Grooming and Maintenance
Pink lady peperomia is a low-maintenance plant, but you may trim your plant occasionally to help it maintain an attractive, compact shape. Remove dead or damaged leaves using a very sharp, sterilized cutting implement.
Keep humidity levels high, and mist your plant every few days.
Moreover, you can also wipe the peperomia leaves with a damp cloth if they get dusty.
How To Propagate Pink Lady Peperomia
You can propagate Pink Lady by division when you repot. It is also very easy to grow new plants from stem cuttings.
To do this, you would simply prune off a healthy cutting from the mother plant with at least one leaf node and several leaves.
Plant the cutting right into the prepared soil. Water thoroughly and then cover the cutting lightly with a plastic bag to help retain moisture.
Place the pot with cutting into an area that receives bright, indirect sunlight and stays consistently warm. Right next to the parent plant would probably be fine.
Check the soil daily for moisture.

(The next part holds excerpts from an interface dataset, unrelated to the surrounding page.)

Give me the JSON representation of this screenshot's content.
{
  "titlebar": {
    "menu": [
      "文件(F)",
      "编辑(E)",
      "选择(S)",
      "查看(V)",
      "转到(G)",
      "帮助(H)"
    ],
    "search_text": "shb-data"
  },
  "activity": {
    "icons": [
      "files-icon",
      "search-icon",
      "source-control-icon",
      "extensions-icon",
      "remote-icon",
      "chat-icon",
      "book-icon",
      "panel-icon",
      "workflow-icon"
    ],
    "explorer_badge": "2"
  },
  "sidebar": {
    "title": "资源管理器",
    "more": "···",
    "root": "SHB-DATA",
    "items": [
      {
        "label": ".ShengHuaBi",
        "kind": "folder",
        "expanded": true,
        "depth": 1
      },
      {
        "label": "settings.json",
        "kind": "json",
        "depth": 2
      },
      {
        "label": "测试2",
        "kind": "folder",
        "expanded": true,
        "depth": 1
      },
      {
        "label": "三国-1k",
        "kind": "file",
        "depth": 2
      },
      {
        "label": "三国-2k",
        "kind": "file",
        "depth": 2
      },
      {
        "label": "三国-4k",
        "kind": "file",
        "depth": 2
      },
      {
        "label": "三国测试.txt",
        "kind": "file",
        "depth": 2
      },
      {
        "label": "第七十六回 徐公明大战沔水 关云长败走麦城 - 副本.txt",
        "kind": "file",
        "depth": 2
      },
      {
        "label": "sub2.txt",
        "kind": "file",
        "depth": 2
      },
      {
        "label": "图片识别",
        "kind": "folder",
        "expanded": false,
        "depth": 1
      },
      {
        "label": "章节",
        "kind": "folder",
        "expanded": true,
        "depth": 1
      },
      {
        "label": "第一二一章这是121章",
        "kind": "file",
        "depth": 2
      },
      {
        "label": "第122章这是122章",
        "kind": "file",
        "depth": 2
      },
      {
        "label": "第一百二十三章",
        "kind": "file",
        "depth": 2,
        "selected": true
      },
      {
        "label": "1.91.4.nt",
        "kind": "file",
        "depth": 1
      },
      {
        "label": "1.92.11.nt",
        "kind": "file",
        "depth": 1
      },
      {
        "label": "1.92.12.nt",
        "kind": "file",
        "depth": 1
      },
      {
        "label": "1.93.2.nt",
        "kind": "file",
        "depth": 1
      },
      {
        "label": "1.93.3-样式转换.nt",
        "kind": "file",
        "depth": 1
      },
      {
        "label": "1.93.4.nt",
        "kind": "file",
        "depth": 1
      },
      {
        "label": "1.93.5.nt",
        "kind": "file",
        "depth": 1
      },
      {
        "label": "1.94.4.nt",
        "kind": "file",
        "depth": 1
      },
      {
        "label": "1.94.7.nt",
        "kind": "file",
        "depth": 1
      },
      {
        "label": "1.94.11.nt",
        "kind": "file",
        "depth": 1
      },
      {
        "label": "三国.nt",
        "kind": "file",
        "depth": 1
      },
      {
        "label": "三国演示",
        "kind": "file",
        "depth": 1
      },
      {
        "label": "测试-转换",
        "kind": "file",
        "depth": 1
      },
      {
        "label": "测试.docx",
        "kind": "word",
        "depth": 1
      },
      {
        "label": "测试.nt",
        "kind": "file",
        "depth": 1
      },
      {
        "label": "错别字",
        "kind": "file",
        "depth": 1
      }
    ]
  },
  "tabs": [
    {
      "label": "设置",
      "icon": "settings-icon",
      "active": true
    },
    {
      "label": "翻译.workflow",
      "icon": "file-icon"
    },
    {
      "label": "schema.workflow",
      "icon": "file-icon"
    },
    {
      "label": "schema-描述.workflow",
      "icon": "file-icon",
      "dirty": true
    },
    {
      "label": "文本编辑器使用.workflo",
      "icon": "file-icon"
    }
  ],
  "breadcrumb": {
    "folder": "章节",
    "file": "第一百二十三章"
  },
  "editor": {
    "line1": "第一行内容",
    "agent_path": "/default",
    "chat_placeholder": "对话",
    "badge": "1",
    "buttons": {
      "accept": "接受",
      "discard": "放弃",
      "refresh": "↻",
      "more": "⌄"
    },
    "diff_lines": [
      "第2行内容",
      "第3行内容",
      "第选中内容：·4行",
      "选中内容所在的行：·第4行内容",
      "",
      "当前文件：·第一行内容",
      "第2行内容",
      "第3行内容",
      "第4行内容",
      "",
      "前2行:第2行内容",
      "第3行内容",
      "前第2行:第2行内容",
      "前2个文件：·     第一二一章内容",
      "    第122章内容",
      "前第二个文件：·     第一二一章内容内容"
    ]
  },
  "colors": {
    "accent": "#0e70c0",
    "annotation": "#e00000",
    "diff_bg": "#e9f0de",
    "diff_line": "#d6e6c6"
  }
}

You’ll want to keep it slightly moist until you begin to see new growth (within a month or so). When this happens, transition to soak and dry watering, remove the plastic and treat your cutting as the established plant it has become.

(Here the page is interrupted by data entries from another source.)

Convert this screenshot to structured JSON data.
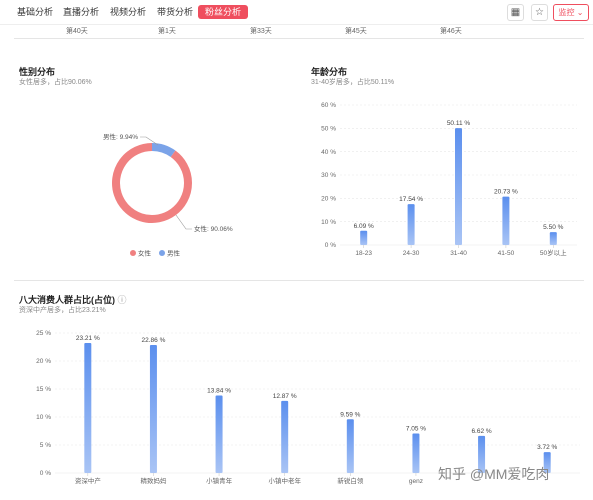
{
  "tabs": [
    {
      "label": "基础分析"
    },
    {
      "label": "直播分析"
    },
    {
      "label": "视频分析"
    },
    {
      "label": "带货分析"
    },
    {
      "label": "粉丝分析"
    }
  ],
  "toolbar": {
    "monitor_label": "监控"
  },
  "top_strip": [
    "第40天",
    "第1天",
    "第33天",
    "第45天",
    "第46天"
  ],
  "watermark": "知乎 @MM爱吃肉",
  "chart_data": [
    {
      "type": "pie",
      "title": "性别分布",
      "subtitle": "女性居多，占比90.06%",
      "slices": [
        {
          "label": "女性",
          "value": 90.06,
          "text": "女性: 90.06%",
          "color": "#f08080"
        },
        {
          "label": "男性",
          "value": 9.94,
          "text": "男性: 9.94%",
          "color": "#7ba3e8"
        }
      ],
      "legend": "bottom-center"
    },
    {
      "type": "bar",
      "title": "年龄分布",
      "subtitle": "31-40岁居多，占比50.11%",
      "categories": [
        "18-23",
        "24-30",
        "31-40",
        "41-50",
        "50岁以上"
      ],
      "values": [
        6.09,
        17.54,
        50.11,
        20.73,
        5.5
      ],
      "value_labels": [
        "6.09 %",
        "17.54 %",
        "50.11 %",
        "20.73 %",
        "5.50 %"
      ],
      "y_ticks": [
        "0 %",
        "10 %",
        "20 %",
        "30 %",
        "40 %",
        "50 %",
        "60 %"
      ],
      "ylim": [
        0,
        60
      ],
      "color": "#6b9ff0"
    },
    {
      "type": "bar",
      "title": "八大消费人群占比(占位)",
      "subtitle": "资深中产居多，占比23.21%",
      "categories": [
        "资深中产",
        "精致妈妈",
        "小镇青年",
        "小镇中老年",
        "新锐白领",
        "genz",
        "",
        ""
      ],
      "values": [
        23.21,
        22.86,
        13.84,
        12.87,
        9.59,
        7.05,
        6.62,
        3.72
      ],
      "value_labels": [
        "23.21 %",
        "22.86 %",
        "13.84 %",
        "12.87 %",
        "9.59 %",
        "7.05 %",
        "6.62 %",
        "3.72 %"
      ],
      "y_ticks": [
        "0 %",
        "5 %",
        "10 %",
        "15 %",
        "20 %",
        "25 %"
      ],
      "ylim": [
        0,
        25
      ],
      "color": "#6b9ff0"
    }
  ]
}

If you wish, you can start cuttings in water. This is a good option when you have a lot of potentially viable cuttings after pruning.

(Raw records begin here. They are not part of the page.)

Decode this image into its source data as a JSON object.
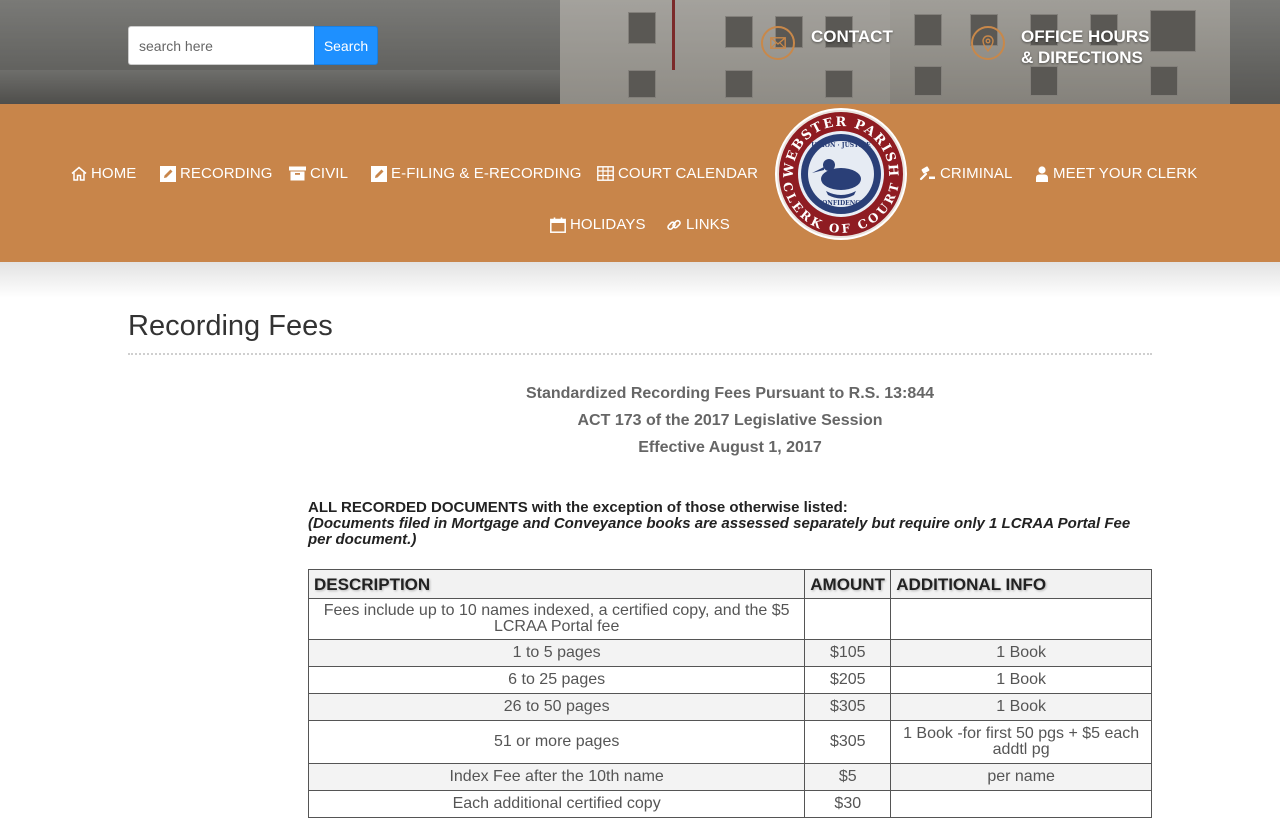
{
  "header": {
    "search_placeholder": "search here",
    "search_button": "Search",
    "contact_label": "CONTACT",
    "hours_line1": "OFFICE HOURS",
    "hours_line2": "& DIRECTIONS"
  },
  "nav": {
    "home": "HOME",
    "recording": "RECORDING",
    "civil": "CIVIL",
    "efiling": "E-FILING & E-RECORDING",
    "court_calendar": "COURT CALENDAR",
    "criminal": "CRIMINAL",
    "meet_clerk": "MEET YOUR CLERK",
    "holidays": "HOLIDAYS",
    "links": "LINKS",
    "seal_top": "WEBSTER PARISH",
    "seal_bottom": "CLERK OF COURT",
    "seal_ribbon_top": "UNION · JUSTICE",
    "seal_ribbon_bottom": "CONFIDENCE"
  },
  "page": {
    "title": "Recording Fees",
    "intro_line1": "Standardized Recording Fees Pursuant to R.S. 13:844",
    "intro_line2": "ACT 173 of the 2017 Legislative Session",
    "intro_line3": "Effective August 1, 2017",
    "note_bold": "ALL RECORDED DOCUMENTS with the exception of those otherwise listed:",
    "note_italic": "(Documents filed in Mortgage and Conveyance books are assessed separately but require only 1 LCRAA Portal Fee per document.)"
  },
  "table": {
    "headers": [
      "DESCRIPTION",
      "AMOUNT",
      "ADDITIONAL INFO"
    ],
    "rows": [
      [
        "Fees include up to 10 names indexed, a certified copy, and the $5 LCRAA Portal fee",
        "",
        ""
      ],
      [
        "1 to 5 pages",
        "$105",
        "1 Book"
      ],
      [
        "6 to 25 pages",
        "$205",
        "1 Book"
      ],
      [
        "26 to 50 pages",
        "$305",
        "1 Book"
      ],
      [
        "51 or more pages",
        "$305",
        "1 Book -for first 50 pgs + $5 each addtl pg"
      ],
      [
        "Index Fee after the 10th name",
        "$5",
        "per name"
      ],
      [
        "Each additional certified copy",
        "$30",
        ""
      ]
    ]
  },
  "colors": {
    "nav_bg": "#c8854a",
    "search_button": "#1e90ff",
    "icon_ring": "#c8884a"
  }
}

Just place your cuttings in clean water. Change the water every day or two, and watch for roots.
When your cuttings have rooted a couple of inches long, you can transplant them into a moist, well-draining potting mix and care for them as you would mature plants.
Pink Lady Peperomia Main Pests Or Diseases
Rippled Peperomia can be subject to infestation by white flies, spider mites, fungus gnats, scales, or mealy bugs. This is especially likely if plants are weakened by poor care or inappropriate settings.
Using insecticidal soap or neem oil is some of the easiest treatments to eliminate these insects.
Most problems with Peperomia are caused by overwatering. An overwatered plant can easily develop root and stem rot and powdery mildew.
Avoid overwatering or overcrowding your plant. Strive to strike a balance between good air circulation and proper humidity levels. Keep temperatures warm and consistent, and provide ample light (but not too much!)
Some indoor gardeners worry about yellowing leaves on Peperomia. A few yellow lower leaves do not cause concern. Leaves can just get old and die. When this happens, simply remove them from the healthy plants.
Lots of yellowing, curling, or falling leaves may indicate too much or too little water and a lack of nutrients. Check your care techniques and adjust them accordingly.
Is the plant considered toxic or poisonous to people, kids, and pets?
Peperomia plants are entirely non-toxic!
Is the plant considered invasive?
This rather fussy plant is not invasive.
Suggested Pink Lady Peperomia Uses
These compact, cheery tropical plants are ideal office desktop plants. They like consistent climate control, and they thrive in fluorescent lighting.
Moreover, Pink lady peperomia is also a perfect indoor plant for beginners, as it’s low maintenance.
These beautiful plants also make a nice addition to any moderately sunny window. They are an excellent choice above the kitchen sink or in the bathroom, where humidity levels are likely to be a bit higher than in the rest of the house.
Pink Lady is a pretty addition to your porch or patio in cool climates with their bright pink leaves. Consider using this colorful Peperomia as a shady place ground cover in a tropical setting.
Expert Guide to Marino Plant Care
- Want to be an expert in Marino peperomia plant care?